A relationship, especially those where one or both partners has ADHD, works much like a bank account. Both partners share equally in an emotional joint account.
Into that account goes every act of kindness, generosity, kept promises, commitments honored, as well as many other loving and things we do that let our partner know that we care, respect and adore them. Each loving act gets deposited one at a time and that creates a positive balance in your emotional bank account.
Just like a bank account, there are plenty of opportunities to make withdrawals or subtract emotional funds from your account. These are called “emotional withdrawals.” Every act of criticism, breaking promises, failed commitments, and any other unkind, and unloving thing we do, subtract and take away from out of our emotional joint account.

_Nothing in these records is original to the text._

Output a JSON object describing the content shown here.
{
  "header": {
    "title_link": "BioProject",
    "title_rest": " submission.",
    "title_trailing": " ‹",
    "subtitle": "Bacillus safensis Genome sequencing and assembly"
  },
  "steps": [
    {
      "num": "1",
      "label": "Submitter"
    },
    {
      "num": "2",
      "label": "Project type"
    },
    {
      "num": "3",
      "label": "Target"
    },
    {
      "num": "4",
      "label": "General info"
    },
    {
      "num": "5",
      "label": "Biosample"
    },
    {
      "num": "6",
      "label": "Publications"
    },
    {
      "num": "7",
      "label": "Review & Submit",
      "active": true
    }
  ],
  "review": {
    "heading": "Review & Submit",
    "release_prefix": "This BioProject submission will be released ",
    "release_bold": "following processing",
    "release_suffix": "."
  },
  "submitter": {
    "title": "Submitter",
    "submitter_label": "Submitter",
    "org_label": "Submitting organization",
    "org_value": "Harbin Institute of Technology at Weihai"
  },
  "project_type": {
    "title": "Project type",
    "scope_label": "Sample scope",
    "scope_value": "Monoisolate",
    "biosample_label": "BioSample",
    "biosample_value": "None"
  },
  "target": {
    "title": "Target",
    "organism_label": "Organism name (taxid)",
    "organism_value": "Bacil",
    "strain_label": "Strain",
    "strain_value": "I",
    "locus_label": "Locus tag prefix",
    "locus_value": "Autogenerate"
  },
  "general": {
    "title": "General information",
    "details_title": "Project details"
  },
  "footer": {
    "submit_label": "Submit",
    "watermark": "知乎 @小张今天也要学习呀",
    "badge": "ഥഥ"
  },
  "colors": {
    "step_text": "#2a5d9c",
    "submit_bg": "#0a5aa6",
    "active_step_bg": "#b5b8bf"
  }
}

In fact, sometimes, there can be so many broken commitments, so many times a promise was made and not kept, or just so many times that you break your word or behaved unkindly that what happens is that what you end up with is an emotionally overdrawn account!
Just like at a bank when your account is overdrawn, every additional withdrawal comes at an extraordinary cost. Sometimes for less than a 20 dollar accounting error, you can get a $300 bucks in overdraft fees. You know the drill! You forget to enter one check for $20 bucks, and you write one small check only to discover later that your one check for 20 dollars threw your account into the red. Then the bank slaps you with a 67 dollar returned check fee, which in turn causes the next check to bounce and again you’re charged an outrageous fee. This cycle can easily rack up $300 in fees in no time flat.

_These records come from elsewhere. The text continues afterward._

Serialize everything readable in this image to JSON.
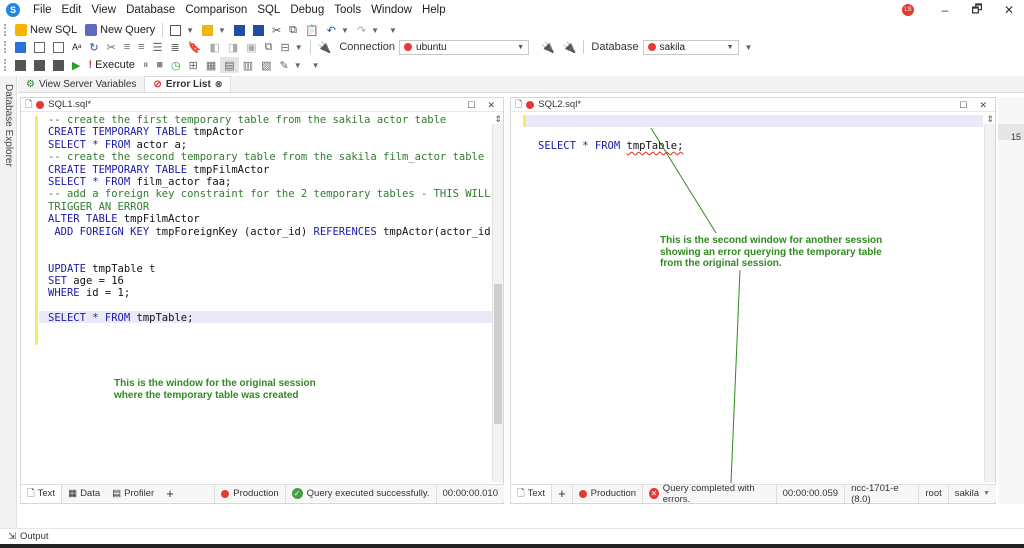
{
  "menu": [
    "File",
    "Edit",
    "View",
    "Database",
    "Comparison",
    "SQL",
    "Debug",
    "Tools",
    "Window",
    "Help"
  ],
  "user_initials": "LS",
  "window_controls": {
    "minimize": "–",
    "restore": "🗗",
    "close": "✕"
  },
  "toolbar1": {
    "new_sql": "New SQL",
    "new_query": "New Query"
  },
  "toolbar2": {
    "connection_label": "Connection",
    "connection_value": "ubuntu",
    "database_label": "Database",
    "database_value": "sakila"
  },
  "toolbar3": {
    "execute": "Execute"
  },
  "left_strip": {
    "label": "Database Explorer"
  },
  "doc_tabs": [
    {
      "label": "View Server Variables"
    },
    {
      "label": "Error List"
    }
  ],
  "pane1": {
    "title": "SQL1.sql*",
    "code": [
      [
        [
          "cm",
          "-- create the first temporary table from the sakila actor table"
        ]
      ],
      [
        [
          "kw",
          "CREATE TEMPORARY TABLE "
        ],
        [
          "tx",
          "tmpActor"
        ]
      ],
      [
        [
          "kw",
          "SELECT * FROM "
        ],
        [
          "tx",
          "actor a;"
        ]
      ],
      [
        [
          "cm",
          "-- create the second temporary table from the sakila film_actor table"
        ]
      ],
      [
        [
          "kw",
          "CREATE TEMPORARY TABLE "
        ],
        [
          "tx",
          "tmpFilmActor"
        ]
      ],
      [
        [
          "kw",
          "SELECT * FROM "
        ],
        [
          "tx",
          "film_actor faa;"
        ]
      ],
      [
        [
          "cm",
          "-- add a foreign key constraint for the 2 temporary tables - THIS WILL"
        ]
      ],
      [
        [
          "cm",
          "TRIGGER AN ERROR"
        ]
      ],
      [
        [
          "kw",
          "ALTER TABLE "
        ],
        [
          "tx",
          "tmpFilmActor"
        ]
      ],
      [
        [
          "kw",
          " ADD FOREIGN KEY "
        ],
        [
          "tx",
          "tmpForeignKey (actor_id) "
        ],
        [
          "kw",
          "REFERENCES "
        ],
        [
          "tx",
          "tmpActor(actor_id);"
        ]
      ],
      [],
      [],
      [
        [
          "kw",
          "UPDATE "
        ],
        [
          "tx",
          "tmpTable t"
        ]
      ],
      [
        [
          "kw",
          "SET "
        ],
        [
          "tx",
          "age = 16"
        ]
      ],
      [
        [
          "kw",
          "WHERE "
        ],
        [
          "tx",
          "id = 1;"
        ]
      ],
      [],
      [
        [
          "kw",
          "SELECT * FROM "
        ],
        [
          "tx",
          "tmpTable;"
        ]
      ]
    ],
    "annotation_line1": "This is the window for the original session",
    "annotation_line2": "where the temporary table was created",
    "status": {
      "tab_text": "Text",
      "tab_data": "Data",
      "tab_profiler": "Profiler",
      "add": "+",
      "env": "Production",
      "message": "Query executed successfully.",
      "time": "00:00:00.010"
    }
  },
  "pane2": {
    "title": "SQL2.sql*",
    "code_kw": "SELECT * FROM ",
    "code_tx": "tmpTable;",
    "annotation_line1": "This is the second window for another session",
    "annotation_line2": "showing an error querying the temporary table",
    "annotation_line3": "from the original session.",
    "status": {
      "tab_text": "Text",
      "add": "+",
      "env": "Production",
      "message": "Query completed with errors.",
      "time": "00:00:00.059",
      "server": "ncc-1701-e (8.0)",
      "user": "root",
      "db": "sakila"
    }
  },
  "right_column_number": "15",
  "output": {
    "label": "Output"
  },
  "colors": {
    "keyword": "#1a1aa6",
    "comment": "#2f7d2f",
    "annotation": "#2e8b1e",
    "production": "#e53935",
    "success": "#43a047"
  }
}
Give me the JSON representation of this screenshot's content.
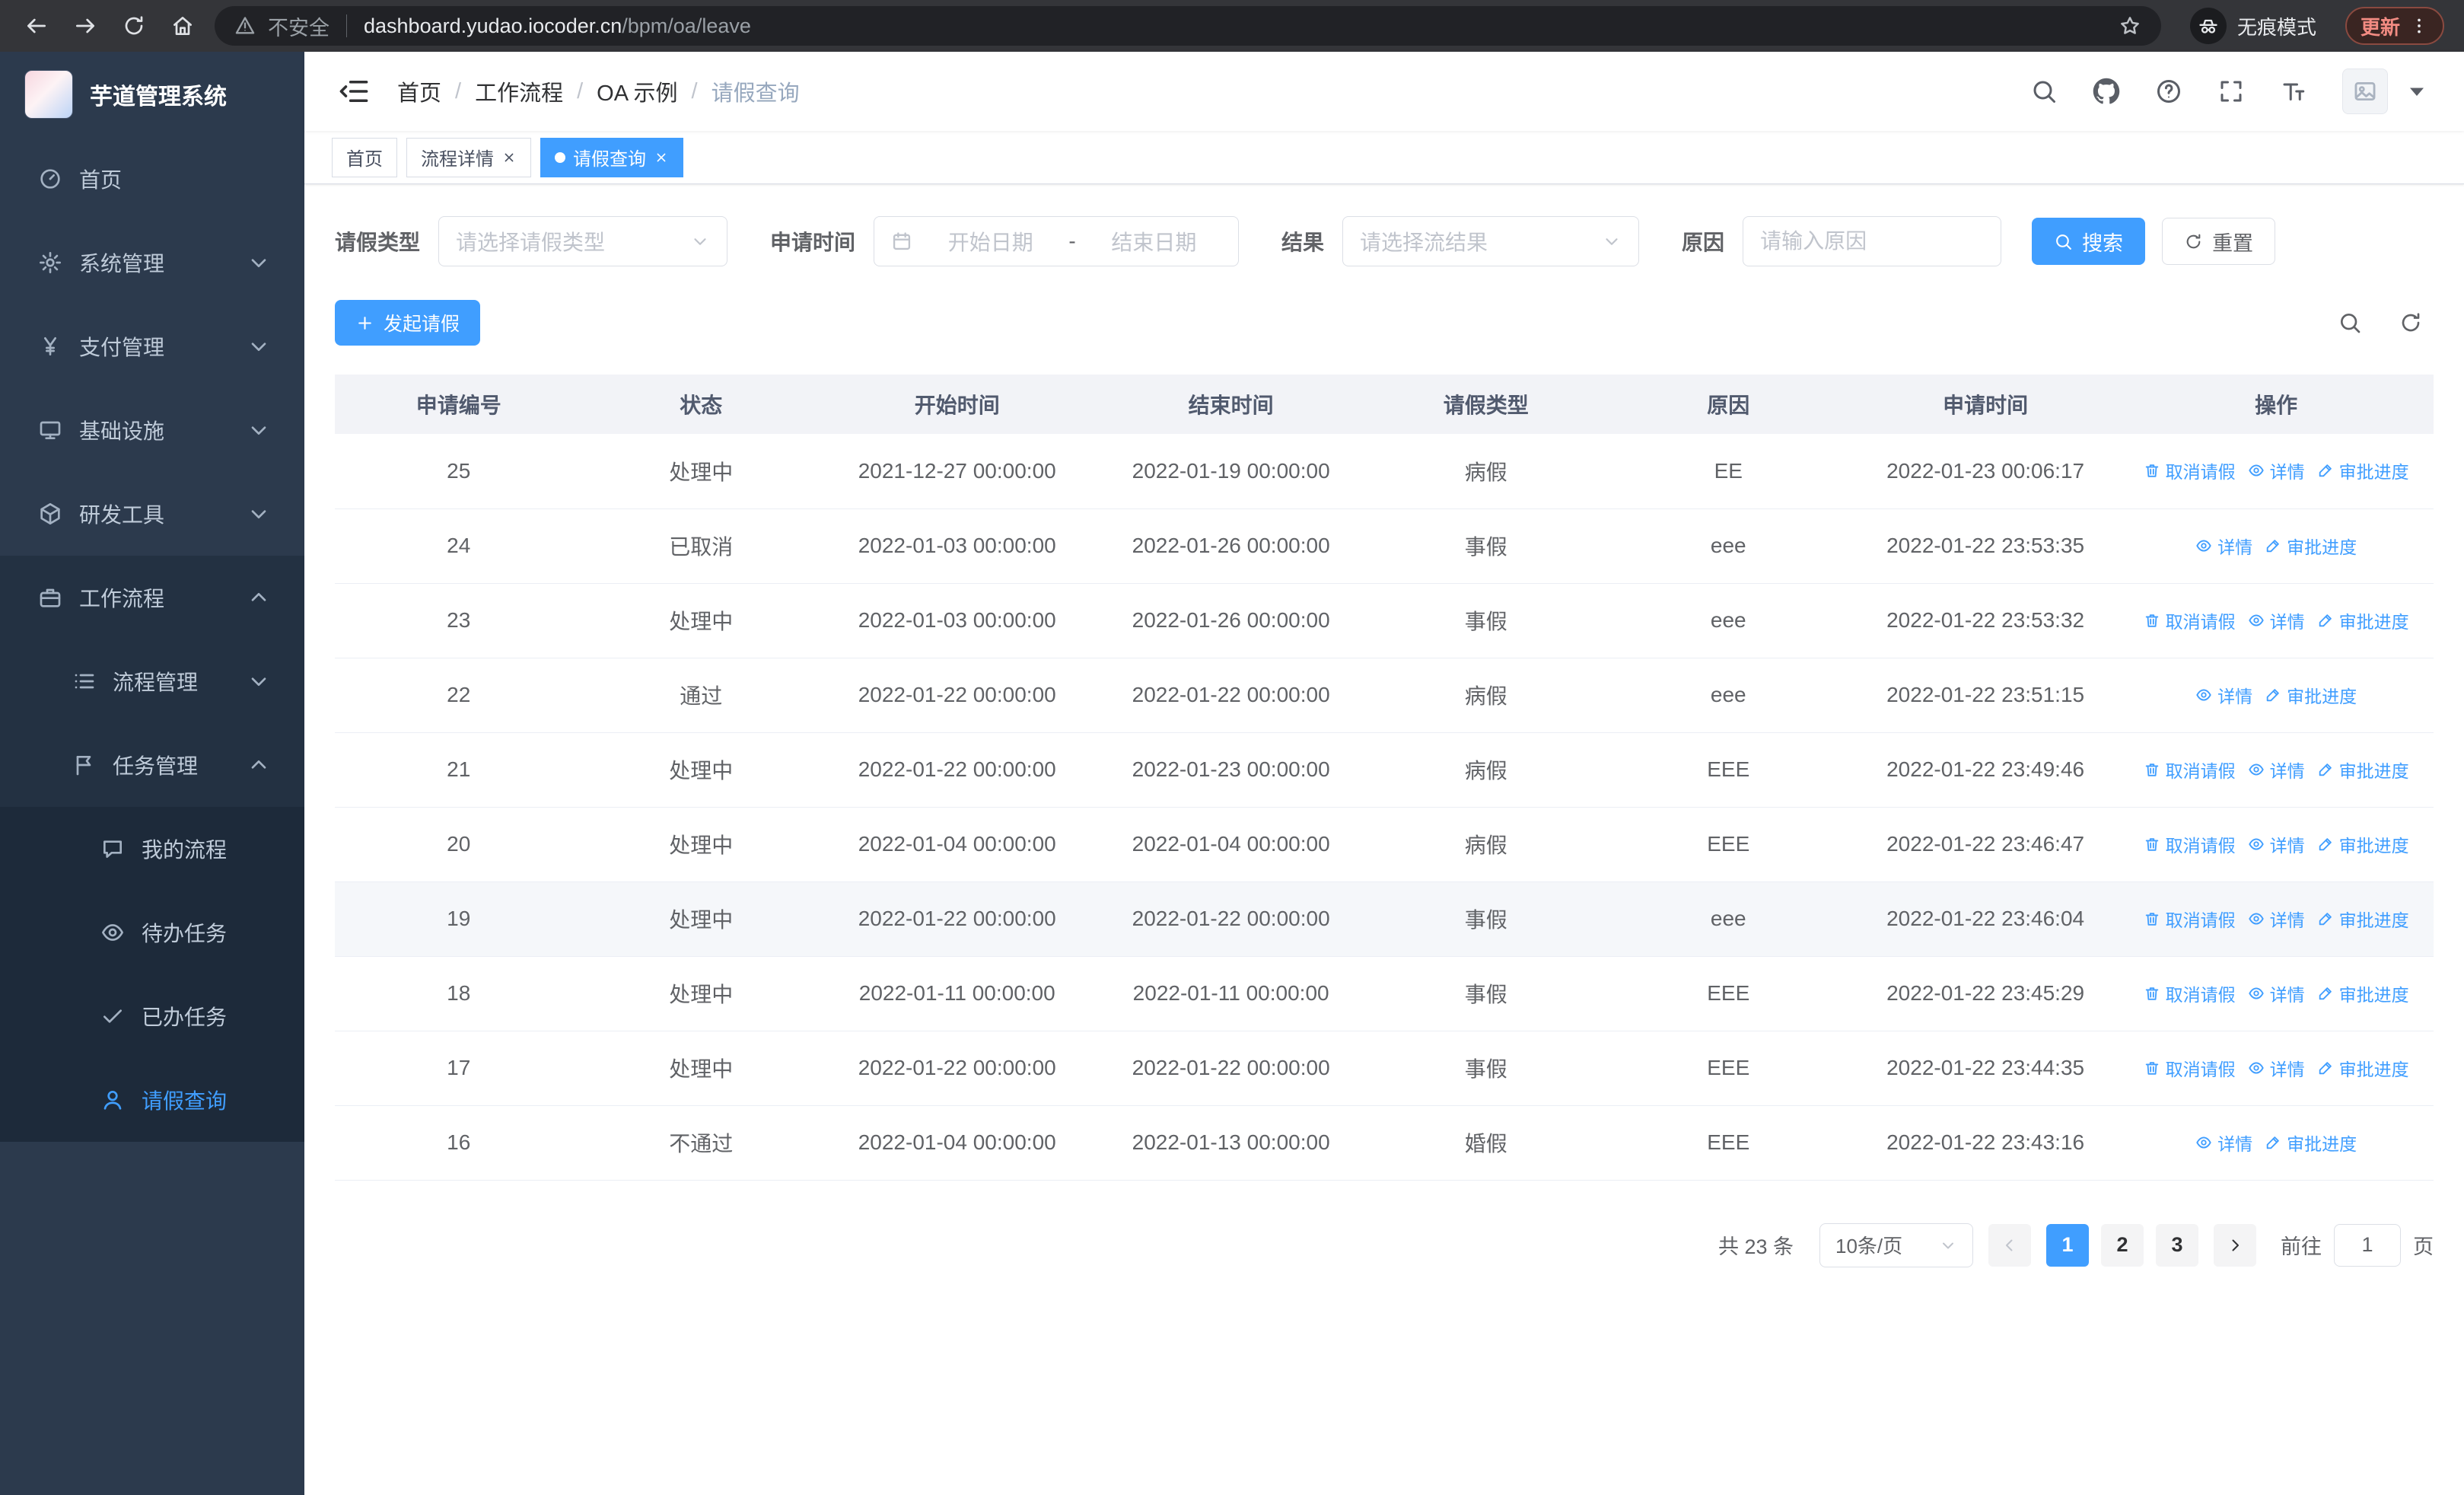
{
  "colors": {
    "accent": "#409eff"
  },
  "browser": {
    "security_label": "不安全",
    "url_domain": "dashboard.yudao.iocoder.cn",
    "url_path": "/bpm/oa/leave",
    "incognito_label": "无痕模式",
    "update_label": "更新"
  },
  "sidebar": {
    "app_title": "芋道管理系统",
    "items": [
      {
        "key": "home",
        "label": "首页",
        "icon": "dashboard-icon",
        "level": 1
      },
      {
        "key": "system",
        "label": "系统管理",
        "icon": "gear-icon",
        "level": 1,
        "chevron": "down"
      },
      {
        "key": "payment",
        "label": "支付管理",
        "icon": "yen-icon",
        "level": 1,
        "chevron": "down"
      },
      {
        "key": "infrastructure",
        "label": "基础设施",
        "icon": "monitor-icon",
        "level": 1,
        "chevron": "down"
      },
      {
        "key": "dev-tools",
        "label": "研发工具",
        "icon": "toolbox-icon",
        "level": 1,
        "chevron": "down"
      },
      {
        "key": "workflow",
        "label": "工作流程",
        "icon": "briefcase-icon",
        "level": 1,
        "chevron": "up",
        "open": true
      },
      {
        "key": "process-management",
        "label": "流程管理",
        "icon": "list-icon",
        "level": 2,
        "chevron": "down"
      },
      {
        "key": "task-management",
        "label": "任务管理",
        "icon": "flag-icon",
        "level": 2,
        "chevron": "up"
      },
      {
        "key": "my-process",
        "label": "我的流程",
        "icon": "chat-icon",
        "level": 3
      },
      {
        "key": "todo-task",
        "label": "待办任务",
        "icon": "eye-icon",
        "level": 3
      },
      {
        "key": "done-task",
        "label": "已办任务",
        "icon": "check-icon",
        "level": 3
      },
      {
        "key": "leave-query",
        "label": "请假查询",
        "icon": "user-icon",
        "level": 3,
        "active": true
      }
    ]
  },
  "header": {
    "breadcrumb": [
      "首页",
      "工作流程",
      "OA 示例",
      "请假查询"
    ]
  },
  "tabs": [
    {
      "key": "home",
      "label": "首页",
      "closable": false,
      "active": false
    },
    {
      "key": "process-detail",
      "label": "流程详情",
      "closable": true,
      "active": false
    },
    {
      "key": "leave-query",
      "label": "请假查询",
      "closable": true,
      "active": true
    }
  ],
  "filters": {
    "leave_type_label": "请假类型",
    "leave_type_placeholder": "请选择请假类型",
    "apply_time_label": "申请时间",
    "date_start_placeholder": "开始日期",
    "date_separator": "-",
    "date_end_placeholder": "结束日期",
    "result_label": "结果",
    "result_placeholder": "请选择流结果",
    "reason_label": "原因",
    "reason_placeholder": "请输入原因",
    "search_label": "搜索",
    "reset_label": "重置"
  },
  "toolbar": {
    "create_label": "发起请假"
  },
  "table": {
    "columns": [
      "申请编号",
      "状态",
      "开始时间",
      "结束时间",
      "请假类型",
      "原因",
      "申请时间",
      "操作"
    ],
    "action_labels": {
      "cancel": "取消请假",
      "detail": "详情",
      "progress": "审批进度"
    },
    "rows": [
      {
        "id": "25",
        "status": "处理中",
        "start": "2021-12-27 00:00:00",
        "end": "2022-01-19 00:00:00",
        "type": "病假",
        "reason": "EE",
        "apply_time": "2022-01-23 00:06:17",
        "actions": [
          "cancel",
          "detail",
          "progress"
        ]
      },
      {
        "id": "24",
        "status": "已取消",
        "start": "2022-01-03 00:00:00",
        "end": "2022-01-26 00:00:00",
        "type": "事假",
        "reason": "eee",
        "apply_time": "2022-01-22 23:53:35",
        "actions": [
          "detail",
          "progress"
        ]
      },
      {
        "id": "23",
        "status": "处理中",
        "start": "2022-01-03 00:00:00",
        "end": "2022-01-26 00:00:00",
        "type": "事假",
        "reason": "eee",
        "apply_time": "2022-01-22 23:53:32",
        "actions": [
          "cancel",
          "detail",
          "progress"
        ]
      },
      {
        "id": "22",
        "status": "通过",
        "start": "2022-01-22 00:00:00",
        "end": "2022-01-22 00:00:00",
        "type": "病假",
        "reason": "eee",
        "apply_time": "2022-01-22 23:51:15",
        "actions": [
          "detail",
          "progress"
        ]
      },
      {
        "id": "21",
        "status": "处理中",
        "start": "2022-01-22 00:00:00",
        "end": "2022-01-23 00:00:00",
        "type": "病假",
        "reason": "EEE",
        "apply_time": "2022-01-22 23:49:46",
        "actions": [
          "cancel",
          "detail",
          "progress"
        ]
      },
      {
        "id": "20",
        "status": "处理中",
        "start": "2022-01-04 00:00:00",
        "end": "2022-01-04 00:00:00",
        "type": "病假",
        "reason": "EEE",
        "apply_time": "2022-01-22 23:46:47",
        "actions": [
          "cancel",
          "detail",
          "progress"
        ]
      },
      {
        "id": "19",
        "status": "处理中",
        "start": "2022-01-22 00:00:00",
        "end": "2022-01-22 00:00:00",
        "type": "事假",
        "reason": "eee",
        "apply_time": "2022-01-22 23:46:04",
        "actions": [
          "cancel",
          "detail",
          "progress"
        ]
      },
      {
        "id": "18",
        "status": "处理中",
        "start": "2022-01-11 00:00:00",
        "end": "2022-01-11 00:00:00",
        "type": "事假",
        "reason": "EEE",
        "apply_time": "2022-01-22 23:45:29",
        "actions": [
          "cancel",
          "detail",
          "progress"
        ]
      },
      {
        "id": "17",
        "status": "处理中",
        "start": "2022-01-22 00:00:00",
        "end": "2022-01-22 00:00:00",
        "type": "事假",
        "reason": "EEE",
        "apply_time": "2022-01-22 23:44:35",
        "actions": [
          "cancel",
          "detail",
          "progress"
        ]
      },
      {
        "id": "16",
        "status": "不通过",
        "start": "2022-01-04 00:00:00",
        "end": "2022-01-13 00:00:00",
        "type": "婚假",
        "reason": "EEE",
        "apply_time": "2022-01-22 23:43:16",
        "actions": [
          "detail",
          "progress"
        ]
      }
    ]
  },
  "pagination": {
    "total_label": "共 23 条",
    "page_size": "10条/页",
    "pages": [
      "1",
      "2",
      "3"
    ],
    "active_page": "1",
    "goto_label": "前往",
    "goto_value": "1",
    "page_unit": "页"
  }
}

Well, the same is true in your relationship. The goal is to have an account where you have more positive emotional deposits than you do negative withdrawals. By keeping your emotional bank account in the black, you’re creating a form of emotional overdraft protection. That means that you have a cushion in your account, and emotional “rainy day” fund to cover you when you find yourself in an emotional emergency situation.
The economics of a loving and successful relationship are pretty straightforward. Our emotional bank accounts are made up of our words, our actions as well as everything that what we don’t do or don’t say. Every transaction matters!
In the end the goal is to have more deposits than withdrawals and be very aware of not getting emotionally overdrawn. The cost of getting emotionally overdrawn comes at a seriously high emotional price, one that can close down your marriage without any notice
Pay serious attention how you interact with each other and remember to express appreciation for positive things your partner says or does, no matter how small.